(SOURCE MATERIAL Opens)

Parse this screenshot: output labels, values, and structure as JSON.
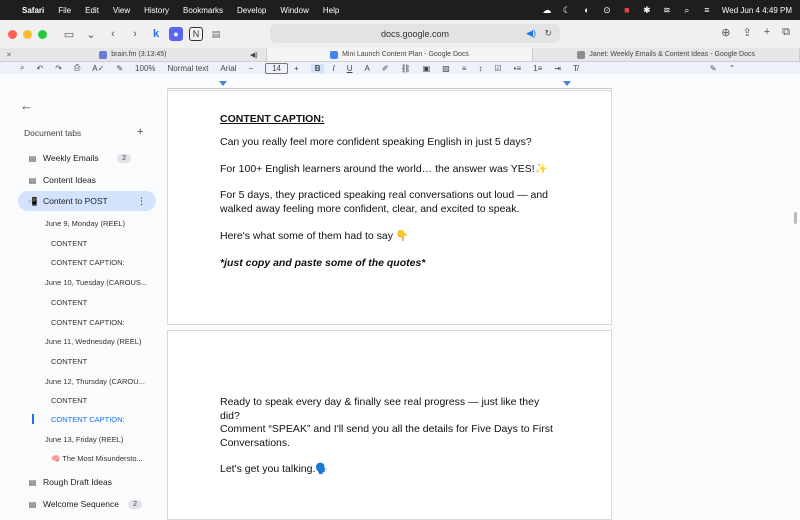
{
  "menubar": {
    "app": "Safari",
    "items": [
      "File",
      "Edit",
      "View",
      "History",
      "Bookmarks",
      "Develop",
      "Window",
      "Help"
    ],
    "datetime": "Wed Jun 4  4:49 PM"
  },
  "browser": {
    "url": "docs.google.com",
    "tabs": [
      {
        "label": "brain.fm (3:13:45)"
      },
      {
        "label": "Mini Launch Content Plan - Google Docs"
      },
      {
        "label": "Janet: Weekly Emails & Content Ideas - Google Docs"
      }
    ]
  },
  "docbar": {
    "zoom": "100%",
    "style": "Normal text",
    "font": "Arial",
    "size": "14",
    "bold": "B"
  },
  "sidebar": {
    "heading": "Document tabs",
    "tabs": [
      {
        "label": "Weekly Emails",
        "badge": "2"
      },
      {
        "label": "Content Ideas"
      },
      {
        "label": "Content to POST"
      },
      {
        "label": "Rough Draft Ideas"
      },
      {
        "label": "Welcome Sequence",
        "badge": "2"
      }
    ],
    "subitems": [
      "June 9, Monday (REEL)",
      "CONTENT",
      "CONTENT CAPTION:",
      "June 10, Tuesday (CAROUS...",
      "CONTENT",
      "CONTENT CAPTION:",
      "June 11, Wednesday (REEL)",
      "CONTENT",
      "June 12, Thursday (CAROU...",
      "CONTENT",
      "CONTENT CAPTION:",
      "June 13, Friday (REEL)",
      "The Most Misundersto..."
    ]
  },
  "doc": {
    "heading": "CONTENT CAPTION:",
    "p1": "Can you really feel more confident speaking English in just 5 days?",
    "p2": "For 100+ English learners around the world… the answer was YES!✨",
    "p3": "For 5 days, they practiced speaking real conversations out loud — and walked away feeling more confident, clear, and excited to speak.",
    "p4": "Here's what some of them had to say 👇",
    "p5": "*just copy and paste some of the quotes*",
    "p6": "Ready to speak every day & finally see real progress — just like they did?",
    "p7": "Comment “SPEAK” and I'll send you all the details for Five Days to First Conversations.",
    "p8": "Let's get you talking.🗣️"
  }
}
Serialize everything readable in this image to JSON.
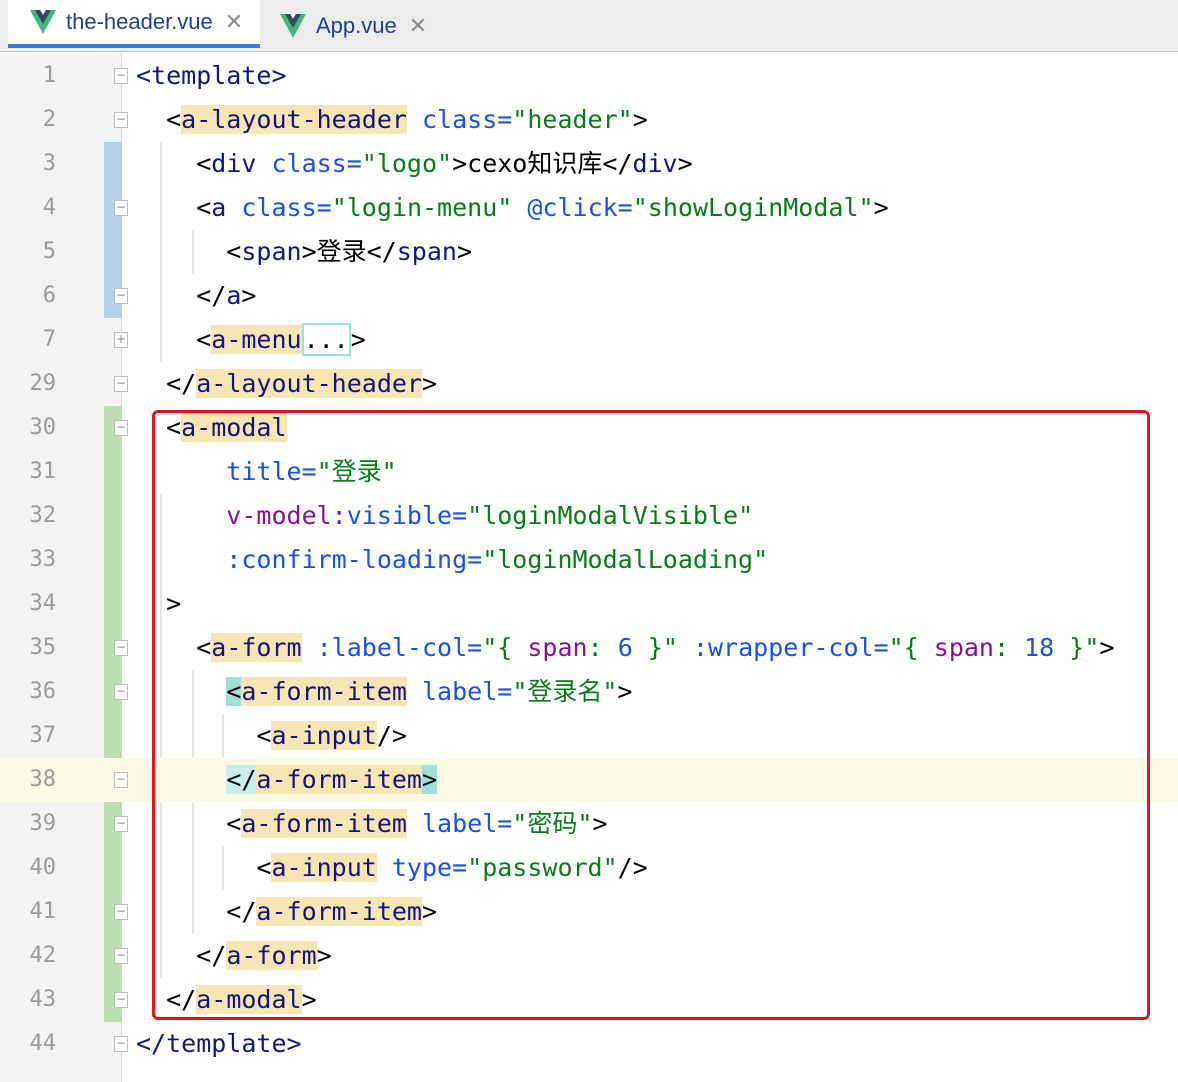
{
  "tabs": [
    {
      "label": "the-header.vue",
      "icon": "vue-icon",
      "active": true
    },
    {
      "label": "App.vue",
      "icon": "vue-icon",
      "active": false
    }
  ],
  "lines": [
    {
      "num": "1",
      "tokens": [
        {
          "t": "<template>",
          "c": "tg"
        }
      ]
    },
    {
      "num": "2",
      "tokens": [
        {
          "t": "  <"
        },
        {
          "t": "a-layout-header",
          "c": "tg hl"
        },
        {
          "t": " class=",
          "c": "at"
        },
        {
          "t": "\"header\"",
          "c": "st"
        },
        {
          "t": ">"
        }
      ]
    },
    {
      "num": "3",
      "tokens": [
        {
          "t": "    <"
        },
        {
          "t": "div",
          "c": "tg"
        },
        {
          "t": " class=",
          "c": "at"
        },
        {
          "t": "\"logo\"",
          "c": "st"
        },
        {
          "t": ">cexo知识库</"
        },
        {
          "t": "div",
          "c": "tg"
        },
        {
          "t": ">"
        }
      ]
    },
    {
      "num": "4",
      "tokens": [
        {
          "t": "    <"
        },
        {
          "t": "a",
          "c": "tg"
        },
        {
          "t": " class=",
          "c": "at"
        },
        {
          "t": "\"login-menu\"",
          "c": "st"
        },
        {
          "t": " @click=",
          "c": "at"
        },
        {
          "t": "\"showLoginModal\"",
          "c": "st"
        },
        {
          "t": ">"
        }
      ]
    },
    {
      "num": "5",
      "tokens": [
        {
          "t": "      <"
        },
        {
          "t": "span",
          "c": "tg"
        },
        {
          "t": ">登录</"
        },
        {
          "t": "span",
          "c": "tg"
        },
        {
          "t": ">"
        }
      ]
    },
    {
      "num": "6",
      "tokens": [
        {
          "t": "    </"
        },
        {
          "t": "a",
          "c": "tg"
        },
        {
          "t": ">"
        }
      ]
    },
    {
      "num": "7",
      "tokens": [
        {
          "t": "    <"
        },
        {
          "t": "a-menu",
          "c": "tg hl"
        },
        {
          "t": "...",
          "c": "fold"
        },
        {
          "t": ">"
        }
      ]
    },
    {
      "num": "29",
      "tokens": [
        {
          "t": "  </"
        },
        {
          "t": "a-layout-header",
          "c": "tg hl"
        },
        {
          "t": ">"
        }
      ]
    },
    {
      "num": "30",
      "tokens": [
        {
          "t": "  <"
        },
        {
          "t": "a-modal",
          "c": "tg hl"
        }
      ]
    },
    {
      "num": "31",
      "tokens": [
        {
          "t": "      title=",
          "c": "at"
        },
        {
          "t": "\"登录\"",
          "c": "st"
        }
      ]
    },
    {
      "num": "32",
      "tokens": [
        {
          "t": "      v-model:",
          "c": "vm"
        },
        {
          "t": "visible=",
          "c": "at"
        },
        {
          "t": "\"loginModalVisible\"",
          "c": "st"
        }
      ]
    },
    {
      "num": "33",
      "tokens": [
        {
          "t": "      :confirm-loading=",
          "c": "at"
        },
        {
          "t": "\"loginModalLoading\"",
          "c": "st"
        }
      ]
    },
    {
      "num": "34",
      "tokens": [
        {
          "t": "  >"
        }
      ]
    },
    {
      "num": "35",
      "tokens": [
        {
          "t": "    <"
        },
        {
          "t": "a-form",
          "c": "tg hl"
        },
        {
          "t": " :label-col=",
          "c": "at"
        },
        {
          "t": "\"{ ",
          "c": "st"
        },
        {
          "t": "span",
          "c": "kw"
        },
        {
          "t": ": ",
          "c": "st"
        },
        {
          "t": "6",
          "c": "nm"
        },
        {
          "t": " }\"",
          "c": "st"
        },
        {
          "t": " :wrapper-col=",
          "c": "at"
        },
        {
          "t": "\"{ ",
          "c": "st"
        },
        {
          "t": "span",
          "c": "kw"
        },
        {
          "t": ": ",
          "c": "st"
        },
        {
          "t": "18",
          "c": "nm"
        },
        {
          "t": " }\"",
          "c": "st"
        },
        {
          "t": ">"
        }
      ]
    },
    {
      "num": "36",
      "tokens": [
        {
          "t": "      "
        },
        {
          "t": "<",
          "c": "mt"
        },
        {
          "t": "a-form-item",
          "c": "tg hl"
        },
        {
          "t": " label=",
          "c": "at"
        },
        {
          "t": "\"登录名\"",
          "c": "st"
        },
        {
          "t": ">"
        }
      ]
    },
    {
      "num": "37",
      "tokens": [
        {
          "t": "        <"
        },
        {
          "t": "a-input",
          "c": "tg hl"
        },
        {
          "t": "/>"
        }
      ]
    },
    {
      "num": "38",
      "tokens": [
        {
          "t": "      "
        },
        {
          "t": "</",
          "c": "mt2"
        },
        {
          "t": "a-form-item",
          "c": "tg hl"
        },
        {
          "t": ">",
          "c": "mt"
        }
      ],
      "current": true
    },
    {
      "num": "39",
      "tokens": [
        {
          "t": "      <"
        },
        {
          "t": "a-form-item",
          "c": "tg hl"
        },
        {
          "t": " label=",
          "c": "at"
        },
        {
          "t": "\"密码\"",
          "c": "st"
        },
        {
          "t": ">"
        }
      ]
    },
    {
      "num": "40",
      "tokens": [
        {
          "t": "        <"
        },
        {
          "t": "a-input",
          "c": "tg hl"
        },
        {
          "t": " type=",
          "c": "at"
        },
        {
          "t": "\"password\"",
          "c": "st"
        },
        {
          "t": "/>"
        }
      ]
    },
    {
      "num": "41",
      "tokens": [
        {
          "t": "      </"
        },
        {
          "t": "a-form-item",
          "c": "tg hl"
        },
        {
          "t": ">"
        }
      ]
    },
    {
      "num": "42",
      "tokens": [
        {
          "t": "    </"
        },
        {
          "t": "a-form",
          "c": "tg hl"
        },
        {
          "t": ">"
        }
      ]
    },
    {
      "num": "43",
      "tokens": [
        {
          "t": "  </"
        },
        {
          "t": "a-modal",
          "c": "tg hl"
        },
        {
          "t": ">"
        }
      ]
    },
    {
      "num": "44",
      "tokens": [
        {
          "t": "</template>",
          "c": "tg"
        }
      ]
    }
  ],
  "fold_icons": [
    {
      "line": "1",
      "symbol": "−"
    },
    {
      "line": "2",
      "symbol": "−"
    },
    {
      "line": "4",
      "symbol": "−"
    },
    {
      "line": "6",
      "symbol": "−"
    },
    {
      "line": "7",
      "symbol": "+"
    },
    {
      "line": "29",
      "symbol": "−"
    },
    {
      "line": "30",
      "symbol": "−"
    },
    {
      "line": "35",
      "symbol": "−"
    },
    {
      "line": "36",
      "symbol": "−"
    },
    {
      "line": "38",
      "symbol": "−"
    },
    {
      "line": "39",
      "symbol": "−"
    },
    {
      "line": "41",
      "symbol": "−"
    },
    {
      "line": "42",
      "symbol": "−"
    },
    {
      "line": "43",
      "symbol": "−"
    },
    {
      "line": "44",
      "symbol": "−"
    }
  ],
  "colors": {
    "accent": "#3c7ae6",
    "selection_box": "#e8121e",
    "vcs_modified": "#b8d0ec",
    "vcs_added": "#bfddb5",
    "current_line": "#fcfae4"
  }
}
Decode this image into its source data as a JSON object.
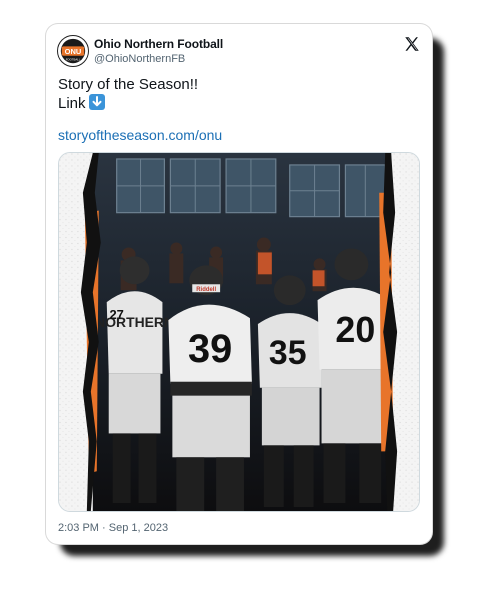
{
  "account": {
    "display_name": "Ohio Northern Football",
    "handle": "@OhioNorthernFB",
    "avatar_text": "ONU",
    "avatar_subtext": "FOOTBALL"
  },
  "post": {
    "lines": [
      "Story of the Season!!",
      "Link"
    ],
    "emoji_icon": "down-arrow-emoji",
    "link_text": "storyoftheseason.com/onu",
    "timestamp": "2:03 PM · Sep 1, 2023"
  },
  "media": {
    "helmet_brand": "Riddell",
    "jersey_numbers": [
      "27",
      "39",
      "35",
      "20"
    ],
    "jersey_text": "NORTHERN"
  },
  "icons": {
    "platform": "x-logo-icon",
    "emoji": "down-arrow-icon"
  },
  "colors": {
    "accent_orange": "#e8742a",
    "link_blue": "#1b6fb5",
    "emoji_blue": "#3b94d9",
    "text_primary": "#0f1419",
    "text_secondary": "#536471"
  }
}
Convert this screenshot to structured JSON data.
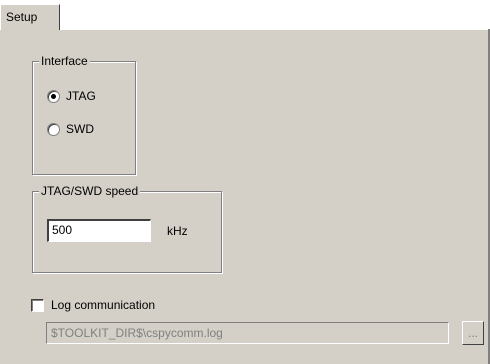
{
  "tabs": [
    {
      "label": "Setup"
    }
  ],
  "interface_group": {
    "title": "Interface",
    "options": [
      {
        "label": "JTAG",
        "checked": true
      },
      {
        "label": "SWD",
        "checked": false
      }
    ]
  },
  "speed_group": {
    "title": "JTAG/SWD speed",
    "value": "500",
    "unit": "kHz"
  },
  "log": {
    "label": "Log communication",
    "checked": false,
    "path": "$TOOLKIT_DIR$\\cspycomm.log",
    "browse_label": "..."
  }
}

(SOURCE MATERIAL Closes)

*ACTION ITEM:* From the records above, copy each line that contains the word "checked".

*REPLY TO THE EXERCISE:*
        "checked": true
        "checked": false
    "checked": false,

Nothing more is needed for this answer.